Campeche reduced the land of Puerta de Tierra considerably to better include references to the defense against the British. Just outside the walls of San Cristóbal soldiers stand in formation along military tents. Beyond is the small fort of San Gerónimo, which can be spied just under Castro’s arm. Toward the right of his head, the San Antonio bridge extends over water to connect the isle of San Juan to the big island of Puerto Rico.
The artist’s process
Since the 1770s, Campeche had been painting devotional images and portraits for San Juan society. In fact, Castro’s portrait was not the first work Campeche had painted for the governor—he had been commissioned to paint a portrait of Castro’s daughters in 1797.
To create his portrait of Castro, Campeche adapted elements from his own previous works, as well as portrait conventions from the broader Spanish-controlled world. Portraits of prominent figures in Puerto Rico including archbishops, viceroys, and governors followed Spanish models. Artists could look to portraits sent from Spain including the official portraits of the king that were sent to overseas territories. Francisco Goya’s portrait of General José Urrutia is one possible model for Castro’s portrait—we know it was distributed widely in the form of a print, and it is possible that Campeche borrowed Urrutia’s pose for Castro’s portrait. Also like Castro’s portrait, male elite portraits from New Spain, such as one showing the viceroy, the Duke of Linares, often include lengthy lists of titles and positions, as well as similar compositional conventions. Portraits were important ways to communicate the sitter’s social standing by noting an individual’s lineage, important relationships, titles, work, and education by including coats of arms and inscriptions with this information—such as we see in Campeche’s portrait of Governor Castro.
Because Campeche, like so many other artists in the Spanish Americas, borrowed and adapted from established portrait conventions, many of his portraits share the same formula. In his portrait of Governor Miguel Antonio de Ustáriz, we see similarities to the portrait of Castro. Ustáriz is represented in what is likely a room in his mansion. He is finely dressed as a colonel of the Spanish Royal Guard Infantry, with a cane in his right hand and a map of San Juan in his left.
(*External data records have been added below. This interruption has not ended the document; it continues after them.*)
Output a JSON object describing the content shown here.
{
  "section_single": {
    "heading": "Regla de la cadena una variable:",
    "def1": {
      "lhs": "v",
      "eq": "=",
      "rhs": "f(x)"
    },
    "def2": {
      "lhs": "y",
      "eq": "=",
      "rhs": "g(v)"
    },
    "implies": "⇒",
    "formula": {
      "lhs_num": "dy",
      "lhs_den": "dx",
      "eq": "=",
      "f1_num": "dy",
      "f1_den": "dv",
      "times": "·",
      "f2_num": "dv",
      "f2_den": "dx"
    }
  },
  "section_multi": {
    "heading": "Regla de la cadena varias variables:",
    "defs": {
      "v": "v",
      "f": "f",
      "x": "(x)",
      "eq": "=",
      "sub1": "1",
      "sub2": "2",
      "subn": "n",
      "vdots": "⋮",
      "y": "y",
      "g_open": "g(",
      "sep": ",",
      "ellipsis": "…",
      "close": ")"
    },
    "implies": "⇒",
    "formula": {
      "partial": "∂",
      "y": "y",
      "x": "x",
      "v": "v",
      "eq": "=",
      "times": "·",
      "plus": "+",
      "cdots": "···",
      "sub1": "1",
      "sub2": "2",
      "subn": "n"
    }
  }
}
There is also a plan for a public building, clearly referring to his civil projects. On the left side of the composition, Campeche created a tall opening to include Ustáriz’s most ambitious policy: the paving of the city’s streets. All these details operate the same way the plinth inscription does in Castro’s portrait, as they point to his social position and influence. The sitter’s left arm also guides our eyes to the opening and the view of one of the city’s streets with workers in action, just as Castro’s does to the battle behind him. As is clear, both paintings share a similar composition, yet they are inverted. In both of these portraits of governors, Campeche responds to the interests of his sitters by representing their work and position in Puerto Rican society. He highlights important events or policies carried out through their administrations, and he allots prominent portions of the painted surface to the representation of the military and urban landscapes that were the scene of their actions.
Governor Castro’s portrait allows a consideration of Campeche’s production in the late 18th and early 19th century in a Latin American and Spanish context. This 1800 work reveals that the centuries-long prevalence of certain painting conventions in Spanish American portraiture was alive and well in the Caribbean by this date. It also suggests the same preoccupation with social standing in the peripheries of the empire even amongst those on temporary stays in the region, like governors. It also provides insight into the movement of images through prints and copies which served as both instruction and reference to artists in the region.